**PROVIDED INFORMATION:**
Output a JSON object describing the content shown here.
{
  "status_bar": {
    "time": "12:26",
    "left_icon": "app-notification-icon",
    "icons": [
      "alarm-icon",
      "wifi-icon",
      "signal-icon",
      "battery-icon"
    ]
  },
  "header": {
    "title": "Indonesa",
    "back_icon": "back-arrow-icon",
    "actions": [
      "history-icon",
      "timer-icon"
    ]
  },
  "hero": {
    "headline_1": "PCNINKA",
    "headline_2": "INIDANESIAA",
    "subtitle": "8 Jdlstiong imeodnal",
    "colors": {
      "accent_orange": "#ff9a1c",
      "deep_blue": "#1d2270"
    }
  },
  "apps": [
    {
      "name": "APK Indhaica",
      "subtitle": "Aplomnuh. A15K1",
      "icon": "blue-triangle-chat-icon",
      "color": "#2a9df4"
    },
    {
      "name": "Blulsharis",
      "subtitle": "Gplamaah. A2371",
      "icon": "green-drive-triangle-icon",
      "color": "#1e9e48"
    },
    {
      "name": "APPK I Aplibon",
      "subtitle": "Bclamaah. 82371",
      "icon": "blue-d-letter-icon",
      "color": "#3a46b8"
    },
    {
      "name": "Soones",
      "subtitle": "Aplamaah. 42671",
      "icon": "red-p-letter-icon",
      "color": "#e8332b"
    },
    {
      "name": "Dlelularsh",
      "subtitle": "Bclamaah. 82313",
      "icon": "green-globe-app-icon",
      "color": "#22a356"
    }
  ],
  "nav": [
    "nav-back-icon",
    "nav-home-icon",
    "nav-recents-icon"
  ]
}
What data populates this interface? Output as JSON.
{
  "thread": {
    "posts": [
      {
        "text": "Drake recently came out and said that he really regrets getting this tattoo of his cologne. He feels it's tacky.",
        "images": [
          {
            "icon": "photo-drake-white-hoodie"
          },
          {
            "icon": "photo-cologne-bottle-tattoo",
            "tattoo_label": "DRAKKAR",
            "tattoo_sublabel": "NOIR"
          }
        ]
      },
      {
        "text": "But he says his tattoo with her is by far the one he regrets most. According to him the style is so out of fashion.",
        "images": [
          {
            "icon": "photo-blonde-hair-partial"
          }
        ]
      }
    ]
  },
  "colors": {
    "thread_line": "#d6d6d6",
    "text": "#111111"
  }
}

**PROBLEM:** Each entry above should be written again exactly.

**PROBLEM SOLUTION:**
Output a JSON object describing the content shown here.
{
  "status_bar": {
    "time": "12:26",
    "left_icon": "app-notification-icon",
    "icons": [
      "alarm-icon",
      "wifi-icon",
      "signal-icon",
      "battery-icon"
    ]
  },
  "header": {
    "title": "Indonesa",
    "back_icon": "back-arrow-icon",
    "actions": [
      "history-icon",
      "timer-icon"
    ]
  },
  "hero": {
    "headline_1": "PCNINKA",
    "headline_2": "INIDANESIAA",
    "subtitle": "8 Jdlstiong imeodnal",
    "colors": {
      "accent_orange": "#ff9a1c",
      "deep_blue": "#1d2270"
    }
  },
  "apps": [
    {
      "name": "APK Indhaica",
      "subtitle": "Aplomnuh. A15K1",
      "icon": "blue-triangle-chat-icon",
      "color": "#2a9df4"
    },
    {
      "name": "Blulsharis",
      "subtitle": "Gplamaah. A2371",
      "icon": "green-drive-triangle-icon",
      "color": "#1e9e48"
    },
    {
      "name": "APPK I Aplibon",
      "subtitle": "Bclamaah. 82371",
      "icon": "blue-d-letter-icon",
      "color": "#3a46b8"
    },
    {
      "name": "Soones",
      "subtitle": "Aplamaah. 42671",
      "icon": "red-p-letter-icon",
      "color": "#e8332b"
    },
    {
      "name": "Dlelularsh",
      "subtitle": "Bclamaah. 82313",
      "icon": "green-globe-app-icon",
      "color": "#22a356"
    }
  ],
  "nav": [
    "nav-back-icon",
    "nav-home-icon",
    "nav-recents-icon"
  ]
}
What data populates this interface? Output as JSON.
{
  "thread": {
    "posts": [
      {
        "text": "Drake recently came out and said that he really regrets getting this tattoo of his cologne. He feels it's tacky.",
        "images": [
          {
            "icon": "photo-drake-white-hoodie"
          },
          {
            "icon": "photo-cologne-bottle-tattoo",
            "tattoo_label": "DRAKKAR",
            "tattoo_sublabel": "NOIR"
          }
        ]
      },
      {
        "text": "But he says his tattoo with her is by far the one he regrets most. According to him the style is so out of fashion.",
        "images": [
          {
            "icon": "photo-blonde-hair-partial"
          }
        ]
      }
    ]
  },
  "colors": {
    "thread_line": "#d6d6d6",
    "text": "#111111"
  }
}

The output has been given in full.